**Task statement**
Every line of the material must come back exactly as given.

**Record extracts**
++++
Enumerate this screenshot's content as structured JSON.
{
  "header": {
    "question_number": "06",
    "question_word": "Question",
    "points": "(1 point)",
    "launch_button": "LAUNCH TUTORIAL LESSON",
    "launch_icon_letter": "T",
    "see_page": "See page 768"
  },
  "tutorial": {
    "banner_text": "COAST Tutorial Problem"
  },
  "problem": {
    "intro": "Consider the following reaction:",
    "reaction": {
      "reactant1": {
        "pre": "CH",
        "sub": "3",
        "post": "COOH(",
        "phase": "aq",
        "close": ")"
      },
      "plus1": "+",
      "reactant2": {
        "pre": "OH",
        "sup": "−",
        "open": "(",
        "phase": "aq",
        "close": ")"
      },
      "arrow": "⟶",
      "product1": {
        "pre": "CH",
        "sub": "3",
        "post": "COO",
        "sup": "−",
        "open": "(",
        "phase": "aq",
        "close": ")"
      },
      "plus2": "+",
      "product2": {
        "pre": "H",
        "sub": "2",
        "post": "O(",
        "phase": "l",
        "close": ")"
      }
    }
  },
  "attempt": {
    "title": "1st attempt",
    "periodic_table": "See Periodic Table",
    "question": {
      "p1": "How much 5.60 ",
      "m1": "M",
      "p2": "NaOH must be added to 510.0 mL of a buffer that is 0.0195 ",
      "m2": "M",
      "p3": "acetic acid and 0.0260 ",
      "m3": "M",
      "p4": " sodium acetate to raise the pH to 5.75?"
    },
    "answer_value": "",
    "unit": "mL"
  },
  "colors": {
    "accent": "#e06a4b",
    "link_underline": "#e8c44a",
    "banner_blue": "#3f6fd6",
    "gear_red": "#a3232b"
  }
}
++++
**Solution for this exercise**
Enumerate this screenshot's content as structured JSON.
{
  "header": {
    "question_number": "06",
    "question_word": "Question",
    "points": "(1 point)",
    "launch_button": "LAUNCH TUTORIAL LESSON",
    "launch_icon_letter": "T",
    "see_page": "See page 768"
  },
  "tutorial": {
    "banner_text": "COAST Tutorial Problem"
  },
  "problem": {
    "intro": "Consider the following reaction:",
    "reaction": {
      "reactant1": {
        "pre": "CH",
        "sub": "3",
        "post": "COOH(",
        "phase": "aq",
        "close": ")"
      },
      "plus1": "+",
      "reactant2": {
        "pre": "OH",
        "sup": "−",
        "open": "(",
        "phase": "aq",
        "close": ")"
      },
      "arrow": "⟶",
      "product1": {
        "pre": "CH",
        "sub": "3",
        "post": "COO",
        "sup": "−",
        "open": "(",
        "phase": "aq",
        "close": ")"
      },
      "plus2": "+",
      "product2": {
        "pre": "H",
        "sub": "2",
        "post": "O(",
        "phase": "l",
        "close": ")"
      }
    }
  },
  "attempt": {
    "title": "1st attempt",
    "periodic_table": "See Periodic Table",
    "question": {
      "p1": "How much 5.60 ",
      "m1": "M",
      "p2": "NaOH must be added to 510.0 mL of a buffer that is 0.0195 ",
      "m2": "M",
      "p3": "acetic acid and 0.0260 ",
      "m3": "M",
      "p4": " sodium acetate to raise the pH to 5.75?"
    },
    "answer_value": "",
    "unit": "mL"
  },
  "colors": {
    "accent": "#e06a4b",
    "link_underline": "#e8c44a",
    "banner_blue": "#3f6fd6",
    "gear_red": "#a3232b"
  }
}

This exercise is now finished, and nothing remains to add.